"Obviously Mugello hasn't come at a positive moment for us but this is our situation and we have to try and look forward, taking things race by race and not worrying too much about the championship. That is what I am most interested in right now and we want to get the bottom of this problem we're having with the front end. We have a few things to try at Mugello and we will be working as hard as always to achieve our goals. Generally the bike is working well and we have the pace to fight with the guys at the front so it is just a case of continuing to work hard to solve this issue."
NICKY HAYDEN, Ducati Marlboro Team
"I can't wait to go to Mugello and banish the memory of last year, when I was quite slow in front of the Italian fans and so many people from Ducati. Actually things went better in the race than they had done in practice but then I suffered a problem with my rear brake and the result was anything but good. We're going into a run of races that could be quite decent for us and we're confident. Mugello is a circuit that can be really nice to ride or really tough, depending on whether you can get your bike working well and have a good set-up. If you manage that you can have some serious fun. I'm expecting to see a lot of Ducati fans so hopefully I can have fun and they can too."

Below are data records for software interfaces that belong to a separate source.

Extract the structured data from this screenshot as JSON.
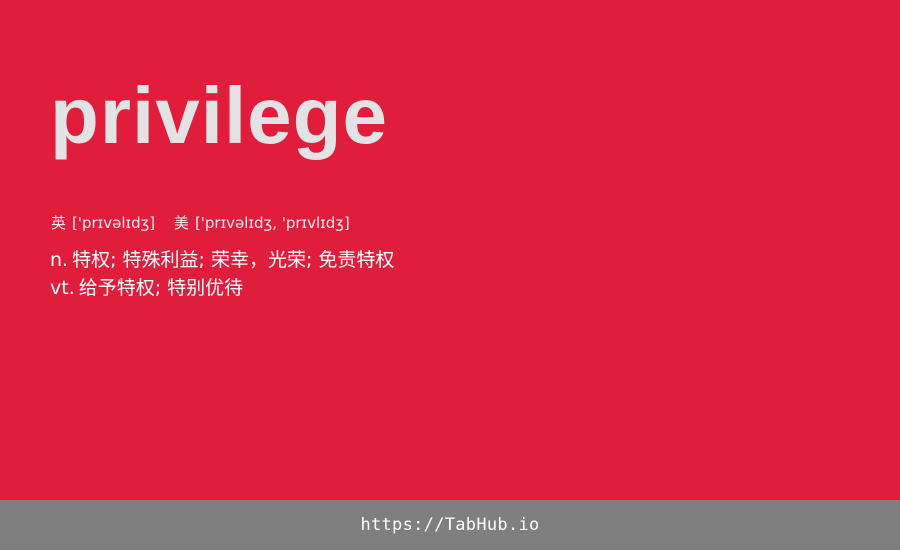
{
  "theme": {
    "background": "#e01e3c",
    "word_color": "#e3e3e6",
    "footer_background": "#7f7f7f"
  },
  "entry": {
    "word": "privilege",
    "phonetics": {
      "uk": {
        "label": "英",
        "ipa": "['prɪvəlɪdʒ]"
      },
      "us": {
        "label": "美",
        "ipa": "['prɪvəlɪdʒ, 'prɪvlɪdʒ]"
      }
    },
    "definitions": [
      {
        "pos": "n.",
        "meaning": "特权; 特殊利益; 荣幸，光荣; 免责特权"
      },
      {
        "pos": "vt.",
        "meaning": "给予特权; 特别优待"
      }
    ]
  },
  "footer": {
    "link_text": "https://TabHub.io"
  }
}
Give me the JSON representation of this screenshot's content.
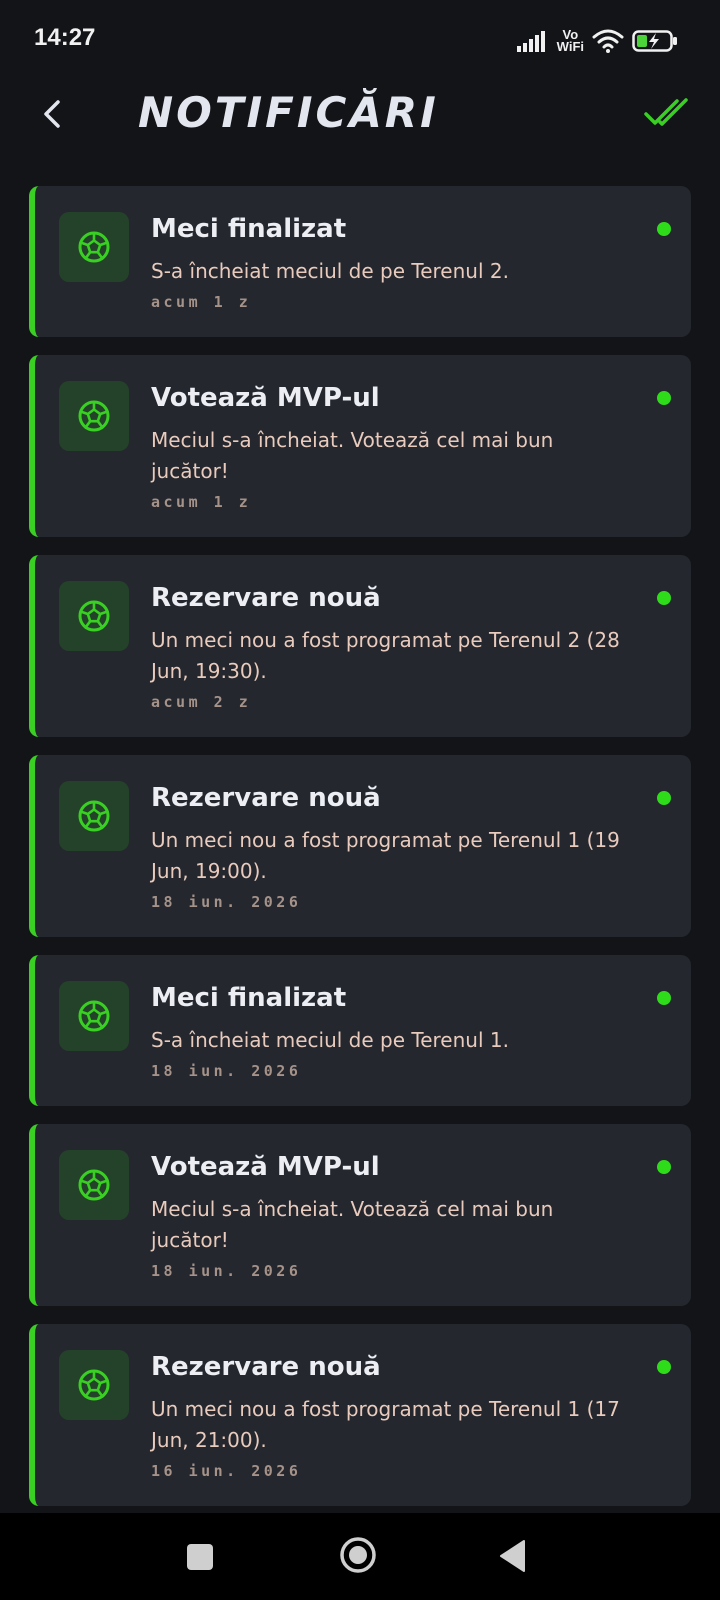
{
  "status_bar": {
    "time": "14:27",
    "vowifi_top": "Vo",
    "vowifi_bottom": "WiFi",
    "icons": [
      "signal-icon",
      "vowifi-icon",
      "wifi-icon",
      "battery-charging-icon"
    ]
  },
  "header": {
    "title": "NOTIFICĂRI",
    "back_icon": "chevron-left-icon",
    "mark_all_icon": "double-check-icon"
  },
  "colors": {
    "accent": "#39d023",
    "dot": "#2fdc1a",
    "background": "#121418",
    "card": "#24272e",
    "icon_bg": "#24422a",
    "body_text": "#e9cbbd",
    "time_text": "#a59289"
  },
  "notifications": [
    {
      "title": "Meci finalizat",
      "text": "S-a încheiat meciul de pe Terenul 2.",
      "time": "acum 1 z",
      "icon": "soccer-ball-icon",
      "unread": true
    },
    {
      "title": "Votează MVP-ul",
      "text": "Meciul s-a încheiat. Votează cel mai bun jucător!",
      "time": "acum 1 z",
      "icon": "soccer-ball-icon",
      "unread": true
    },
    {
      "title": "Rezervare nouă",
      "text": "Un meci nou a fost programat pe Terenul 2 (28 Jun, 19:30).",
      "time": "acum 2 z",
      "icon": "soccer-ball-icon",
      "unread": true
    },
    {
      "title": "Rezervare nouă",
      "text": "Un meci nou a fost programat pe Terenul 1 (19 Jun, 19:00).",
      "time": "18 iun. 2026",
      "icon": "soccer-ball-icon",
      "unread": true
    },
    {
      "title": "Meci finalizat",
      "text": "S-a încheiat meciul de pe Terenul 1.",
      "time": "18 iun. 2026",
      "icon": "soccer-ball-icon",
      "unread": true
    },
    {
      "title": "Votează MVP-ul",
      "text": "Meciul s-a încheiat. Votează cel mai bun jucător!",
      "time": "18 iun. 2026",
      "icon": "soccer-ball-icon",
      "unread": true
    },
    {
      "title": "Rezervare nouă",
      "text": "Un meci nou a fost programat pe Terenul 1 (17 Jun, 21:00).",
      "time": "16 iun. 2026",
      "icon": "soccer-ball-icon",
      "unread": true
    }
  ],
  "nav_bar": {
    "buttons": [
      "recents-square-icon",
      "home-circle-icon",
      "back-triangle-icon"
    ]
  }
}
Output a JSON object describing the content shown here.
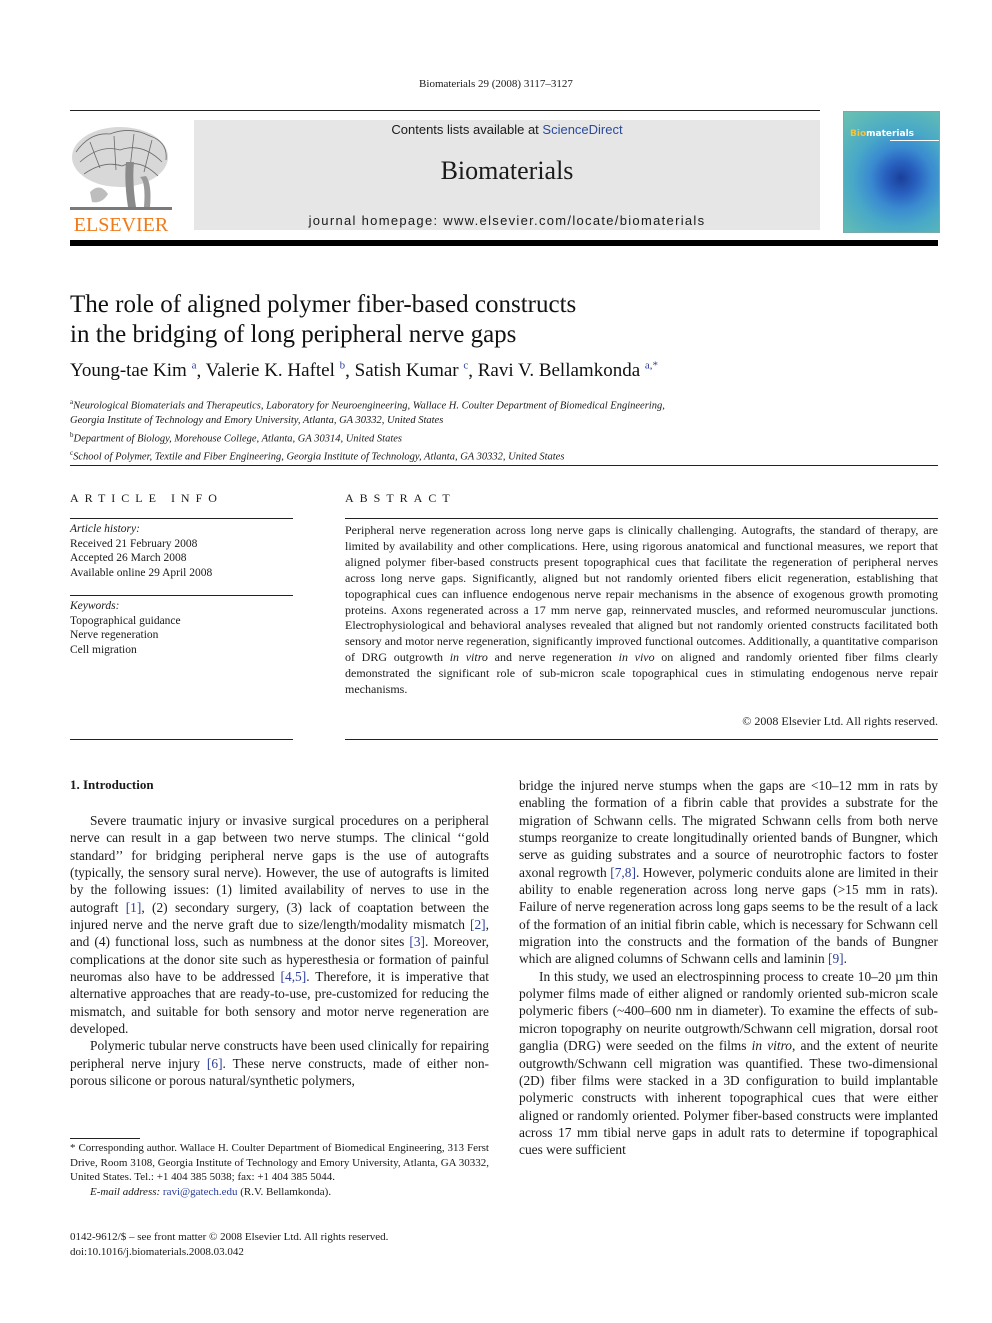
{
  "header": {
    "citation": "Biomaterials 29 (2008) 3117–3127",
    "contents_prefix": "Contents lists available at ",
    "contents_link": "ScienceDirect",
    "journal_name": "Biomaterials",
    "homepage": "journal homepage: www.elsevier.com/locate/biomaterials",
    "publisher_logo": "ELSEVIER",
    "cover": {
      "title_highlight": "Bio",
      "title_rest": "materials"
    },
    "colors": {
      "publisher_orange": "#f07a1a",
      "link_blue": "#2a3d9a"
    }
  },
  "article": {
    "title_line1": "The role of aligned polymer fiber-based constructs",
    "title_line2": "in the bridging of long peripheral nerve gaps",
    "authors": [
      {
        "name": "Young-tae Kim",
        "aff": "a",
        "sep": ", "
      },
      {
        "name": "Valerie K. Haftel",
        "aff": "b",
        "sep": ", "
      },
      {
        "name": "Satish Kumar",
        "aff": "c",
        "sep": ", "
      },
      {
        "name": "Ravi V. Bellamkonda",
        "aff": "a,*",
        "sep": ""
      }
    ],
    "affiliations": [
      {
        "mark": "a",
        "text": "Neurological Biomaterials and Therapeutics, Laboratory for Neuroengineering, Wallace H. Coulter Department of Biomedical Engineering,"
      },
      {
        "mark": "",
        "text": "Georgia Institute of Technology and Emory University, Atlanta, GA 30332, United States"
      },
      {
        "mark": "b",
        "text": "Department of Biology, Morehouse College, Atlanta, GA 30314, United States"
      },
      {
        "mark": "c",
        "text": "School of Polymer, Textile and Fiber Engineering, Georgia Institute of Technology, Atlanta, GA 30332, United States"
      }
    ]
  },
  "article_info": {
    "heading": "ARTICLE INFO",
    "history_label": "Article history:",
    "received": "Received 21 February 2008",
    "accepted": "Accepted 26 March 2008",
    "online": "Available online 29 April 2008",
    "keywords_label": "Keywords:",
    "keywords": [
      "Topographical guidance",
      "Nerve regeneration",
      "Cell migration"
    ]
  },
  "abstract": {
    "heading": "ABSTRACT",
    "part1": "Peripheral nerve regeneration across long nerve gaps is clinically challenging. Autografts, the standard of therapy, are limited by availability and other complications. Here, using rigorous anatomical and functional measures, we report that aligned polymer fiber-based constructs present topographical cues that facilitate the regeneration of peripheral nerves across long nerve gaps. Significantly, aligned but not randomly oriented fibers elicit regeneration, establishing that topographical cues can influence endogenous nerve repair mechanisms in the absence of exogenous growth promoting proteins. Axons regenerated across a 17 mm nerve gap, reinnervated muscles, and reformed neuromuscular junctions. Electrophysiological and behavioral analyses revealed that aligned but not randomly oriented constructs facilitated both sensory and motor nerve regeneration, significantly improved functional outcomes. Additionally, a quantitative comparison of DRG outgrowth ",
    "italic1": "in vitro",
    "part2": " and nerve regeneration ",
    "italic2": "in vivo",
    "part3": " on aligned and randomly oriented fiber films clearly demonstrated the significant role of sub-micron scale topographical cues in stimulating endogenous nerve repair mechanisms.",
    "copyright": "© 2008 Elsevier Ltd. All rights reserved."
  },
  "introduction": {
    "heading": "1.  Introduction",
    "p1": {
      "t1": "Severe traumatic injury or invasive surgical procedures on a peripheral nerve can result in a gap between two nerve stumps. The clinical ‘‘gold standard’’ for bridging peripheral nerve gaps is the use of autografts (typically, the sensory sural nerve). However, the use of autografts is limited by the following issues: (1) limited availability of nerves to use in the autograft ",
      "r1": "[1]",
      "t2": ", (2) secondary surgery, (3) lack of coaptation between the injured nerve and the nerve graft due to size/length/modality mismatch ",
      "r2": "[2]",
      "t3": ", and (4) functional loss, such as numbness at the donor sites ",
      "r3": "[3]",
      "t4": ". Moreover, complications at the donor site such as hyperesthesia or formation of painful neuromas also have to be addressed ",
      "r4": "[4,5]",
      "t5": ". Therefore, it is imperative that alternative approaches that are ready-to-use, pre-customized for reducing the mismatch, and suitable for both sensory and motor nerve regeneration are developed."
    },
    "p2": {
      "t1": "Polymeric tubular nerve constructs have been used clinically for repairing peripheral nerve injury ",
      "r1": "[6]",
      "t2": ". These nerve constructs, made of either non-porous silicone or porous natural/synthetic polymers, bridge the injured nerve stumps when the gaps are <10–12 mm in rats by enabling the formation of a fibrin cable that provides a substrate for the migration of Schwann cells. The migrated Schwann cells from both nerve stumps reorganize to create longitudinally oriented bands of Bungner, which serve as guiding substrates and a source of neurotrophic factors to foster axonal regrowth ",
      "r2": "[7,8]",
      "t3": ". However, polymeric conduits alone are limited in their ability to enable regeneration across long nerve gaps (>15 mm in rats). Failure of nerve regeneration across long gaps seems to be the result of a lack of the formation of an initial fibrin cable, which is necessary for Schwann cell migration into the constructs and the formation of the bands of Bungner which are aligned columns of Schwann cells and laminin ",
      "r3": "[9]",
      "t4": "."
    },
    "p2_left": "Polymeric tubular nerve constructs have been used clinically for repairing peripheral nerve injury ",
    "p2_left_ref": "[6]",
    "p2_left_tail": ". These nerve constructs, made of either non-porous silicone or porous natural/synthetic polymers,",
    "p2_right_start": "bridge the injured nerve stumps when the gaps are <10–12 mm in rats by enabling the formation of a fibrin cable that provides a substrate for the migration of Schwann cells. The migrated Schwann cells from both nerve stumps reorganize to create longitudinally oriented bands of Bungner, which serve as guiding substrates and a source of neurotrophic factors to foster axonal regrowth ",
    "p2_right_ref1": "[7,8]",
    "p2_right_mid": ". However, polymeric conduits alone are limited in their ability to enable regeneration across long nerve gaps (>15 mm in rats). Failure of nerve regeneration across long gaps seems to be the result of a lack of the formation of an initial fibrin cable, which is necessary for Schwann cell migration into the constructs and the formation of the bands of Bungner which are aligned columns of Schwann cells and laminin ",
    "p2_right_ref2": "[9]",
    "p2_right_end": ".",
    "p3": {
      "t1": "In this study, we used an electrospinning process to create 10–20 µm thin polymer films made of either aligned or randomly oriented sub-micron scale polymeric fibers (~400–600 nm in diameter). To examine the effects of sub-micron topography on neurite outgrowth/Schwann cell migration, dorsal root ganglia (DRG) were seeded on the films ",
      "i1": "in vitro",
      "t2": ", and the extent of neurite outgrowth/Schwann cell migration was quantified. These two-dimensional (2D) fiber films were stacked in a 3D configuration to build implantable polymeric constructs with inherent topographical cues that were either aligned or randomly oriented. Polymer fiber-based constructs were implanted across 17 mm tibial nerve gaps in adult rats to determine if topographical cues were sufficient"
    }
  },
  "footnote": {
    "corresponding": "* Corresponding author. Wallace H. Coulter Department of Biomedical Engineering, 313 Ferst Drive, Room 3108, Georgia Institute of Technology and Emory University, Atlanta, GA 30332, United States. Tel.: +1 404 385 5038; fax: +1 404 385 5044.",
    "email_label": "E-mail address:",
    "email": "ravi@gatech.edu",
    "email_owner": " (R.V. Bellamkonda).",
    "front_matter": "0142-9612/$ – see front matter © 2008 Elsevier Ltd. All rights reserved.",
    "doi": "doi:10.1016/j.biomaterials.2008.03.042"
  }
}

FILIPPO PREZIOSI, Ducati Corse General Director
"Casey is definitely going through a difficult period but his talent is under no question and we will keep working calmly, as we always do, to try and improve the situation whether it is from a technical perspective like bringing some new forks, which we'll be doing this weekend, or working on finding the right set-up for the race. As far as Nicky I cannot compliment him highly enough on the way he approached winter testing and the first few races. We are obviously working with him too to make the GP10 better and at Mugello we'll have a new "link" to try and making the bike more stable in corner exit."
Measuring 5.245km in length, the Mugello circuit is one of the longest on the current MotoGP calendar and it stands out from other fast tracks thanks to the drastic elevation changes and the high-speed chicanes. The main straight, at 1.141km, is also one of the longest on the calendar and it is followed by a blind rise into the tight turn one, San Donato, where the riders' speed drops from around 320km/h to less than 100. The front straight is the fastest part of the track, with the rest an exciting mixture of fast sweepers, quick direction changes and long 'parabolica' corners, without any tight hairpins or stop-and-go sections to break up the flow. It is perhaps because of this that the Tuscan circuit is one of the riders' favourites. Mugello hosted its first GP in 1976 but did not become a permanent fixture on the calendar until major reconstruction works took place in the early 90s.